President Donald Trump has been an instrument of chaos—goading nuclear powers, blasting the FBI, and mocking his enemies—the global economy scarcely seems to have noticed. In Europe, manufacturing confidence hit a 10-year high, according to JP Morgan. In Japan, business confidence has hit a 30-year high. The U.S. labor market has added jobs for 75 consecutive months—a record. In the likely event that the economy is still expanding in May, this will be the second-longest period of economic growth since the end of World War II. (GDP would have to keep growing for another 18 months to catch the all-time record, the 1991–2001 expansion.) On Wednesday, the Dow Jones Industrial Average surpassed 25,000 for the first time ever, after another round of strong jobs data.
It’s impossible to say for certain how long any of this will continue in 2018. The 2017 economy benefited from several trends, like the nice bump in oil and metal prices, that could be temporary boons. But if 2018 is indeed a redux of 2017, we may finally glimpse an emerald-rare phenomenon in the post-1970s economy: inflation higher than 2 percent.
There are two important questions regarding inflation: Can higher inflation, which can sometimes spin out of control, be good; and why aren’t we getting more of it?
The first question is easier to answer. Inflation in the economy is like yeast in bread; both too much and too little ruins the loaf, but a little bit makes the dough rise. The right amount of inflation—say, between 2 and 3 percent—can push up wages and stimulate economic expansion. Since the Great Recession ended, the most common measure of inflation, the “core” consumer price index (which discounts volatile food and energy costs), has been under the Federal Reserve’s target of 2 percent. That’s one reason why so much of the economic recovery has felt so feeble.
The second question—why is higher inflation so elusive—is one of the larger mysteries of the last few years. Since March 2009, the world’s central banks have pumped more than $11 trillion in stimulus into the global economy. Stock prices have tripled. But U.S. inflation hasn’t surpassed the Federal Reserve’s target of 2 percent for more than a few months total. Price and wage growth are dormant across developed economies like the U.S., Europe, and Japan.

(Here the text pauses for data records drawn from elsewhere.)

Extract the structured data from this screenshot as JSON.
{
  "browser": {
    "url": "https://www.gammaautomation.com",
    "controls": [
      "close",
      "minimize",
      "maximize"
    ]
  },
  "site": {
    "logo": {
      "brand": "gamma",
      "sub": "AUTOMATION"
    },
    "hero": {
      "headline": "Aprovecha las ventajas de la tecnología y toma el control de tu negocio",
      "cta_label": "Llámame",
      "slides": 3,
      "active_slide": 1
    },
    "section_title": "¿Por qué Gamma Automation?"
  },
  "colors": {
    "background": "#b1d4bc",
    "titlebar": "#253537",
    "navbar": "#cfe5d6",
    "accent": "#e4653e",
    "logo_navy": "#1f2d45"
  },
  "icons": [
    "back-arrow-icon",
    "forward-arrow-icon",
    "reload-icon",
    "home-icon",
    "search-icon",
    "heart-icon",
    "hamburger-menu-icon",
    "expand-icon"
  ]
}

There are several possible reasons. First, lower inflation is a natural feature of a moribund recovery following a financial crisis, like the Great Recession, when families spend less after they lose jobs and their housing values plummet. Second, aging populations in advanced economies might be restraining economic growth, since pensioners, by definition, don’t work much. Third, internet companies and communications technology might be keeping prices low; for example, Uber has made urban transit cheaper, and Amazon and Walmart have held down retail prices. Finally, it’s possible that larger companies—not necessarily monopolies, but monopoly-ish—have fewer competitors, so they can afford to restrain wage growth. (The average market cap of a public U.S. company is 10 times higher than it was four decades ago, according to JP Morgan.)